One of the unfortunate consequences of living in a time of significant change is that it can discourage long term planning. Why bother sorting things out properly when someone’s going to come along and move the goalposts? Everything can end up a bit, well, provisional. Some of the students I taught in my last school came from farming backgrounds and some of them were strong believers in the near universal applicability of bailer twine. Always got a bit in their pocket: no limit as to what you can fix with it. We’ve got a few departments with things held on with bailer twine.
Of course, there’s some likely candidates for aspects of our work that are, shall we say, a bit on the unresolved side at the moment. Tracking and assessment at KS3? Stick with levels for a bit, see where it’s going. Role of practical work? Well, see how it goes; don’t want to lose it but not sure it’ll count for much in the future. Scheme of learning for GCSE? Well, that’s in the melting pot! Now, this isn’t wrong and it’s better than jumping in a direction that later turns out to be ill-advised. However there comes a stage when the bailer twine has to be replaced with something a bit more long term.
The outcome from the General Election means that, for better or worse, there’s likely to be a significant degree of continuity from the previous regime. The sense seems to be that the heavy lifting on curriculum reform has been done and that the challenge is now to embed the developments. For science this is that the new programmes of study at key stages 1, 2 and 3 will continue to be embedded, that the new A level specifications will be implemented from this September and the new GCSEs from next September. The technical issues around the latter, covering matters such as practical assessment will be clarified before the end of May. Testing will remain as it is and A level and GCSE exams firmly positioned at the end of the courses. There is likely to be another Education Bill shortly but this will address issues such as all secondary students having access to Ebacc subjects and senior leaders being replaced in failing schools. In other words, this is the system, now make it work.
Perhaps then, the next five years will be different to the previous five. Fewer changes and less money (but still with inspection – some things never change). Something that might be an emerging feature is more sharing of best practice. The incoming GCSEs are likely to have a lot in common with each other, so effective ideas are likely to work across the board – or rather, across the boards.
The other emerging feature is a greater focus on science education across 11 to 16 as being a continuum. That’s not to say that GCSEs start being taught in Year 7, but rather that KS3 is planned as a prequel to GCSE rather than a separate course to be got through before the serious business of preparing for public examination begins. A number of schools I visit are now more inclined to be talking about what they should be doing in the early years of secondary to ‘build strong foundations’, whether in concept, process or key skill, such as literacy or numeracy.

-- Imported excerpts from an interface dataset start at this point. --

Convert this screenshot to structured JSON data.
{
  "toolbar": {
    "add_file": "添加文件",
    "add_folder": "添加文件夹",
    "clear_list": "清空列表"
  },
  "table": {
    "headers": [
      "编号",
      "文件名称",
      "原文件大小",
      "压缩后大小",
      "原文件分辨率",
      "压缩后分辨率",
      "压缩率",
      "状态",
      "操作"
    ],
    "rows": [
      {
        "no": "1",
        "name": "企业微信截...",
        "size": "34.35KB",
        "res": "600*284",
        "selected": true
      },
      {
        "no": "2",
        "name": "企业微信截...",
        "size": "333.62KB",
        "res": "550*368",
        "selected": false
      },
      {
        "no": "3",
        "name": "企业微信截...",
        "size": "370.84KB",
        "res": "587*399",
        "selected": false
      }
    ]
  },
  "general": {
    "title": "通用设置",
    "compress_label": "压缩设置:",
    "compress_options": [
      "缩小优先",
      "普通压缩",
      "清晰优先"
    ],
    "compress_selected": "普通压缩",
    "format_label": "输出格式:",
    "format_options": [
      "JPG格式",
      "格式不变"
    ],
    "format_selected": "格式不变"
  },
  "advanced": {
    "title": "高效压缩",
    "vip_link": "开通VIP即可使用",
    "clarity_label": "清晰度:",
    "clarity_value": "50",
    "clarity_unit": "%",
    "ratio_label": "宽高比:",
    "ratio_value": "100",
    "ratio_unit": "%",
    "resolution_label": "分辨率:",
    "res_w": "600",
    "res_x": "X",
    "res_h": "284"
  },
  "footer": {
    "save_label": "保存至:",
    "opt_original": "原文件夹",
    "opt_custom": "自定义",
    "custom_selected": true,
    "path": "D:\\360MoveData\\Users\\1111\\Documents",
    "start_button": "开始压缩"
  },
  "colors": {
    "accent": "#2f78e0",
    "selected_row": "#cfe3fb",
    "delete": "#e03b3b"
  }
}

I was convinced the limits of bailer twine had been reached when I found a student trying to mend a hole he’d made in a boiling tube by fusing the end of the cord onto the glass in a Bunsen flame. Well, trying to. Time comes when a longer term plan is called for.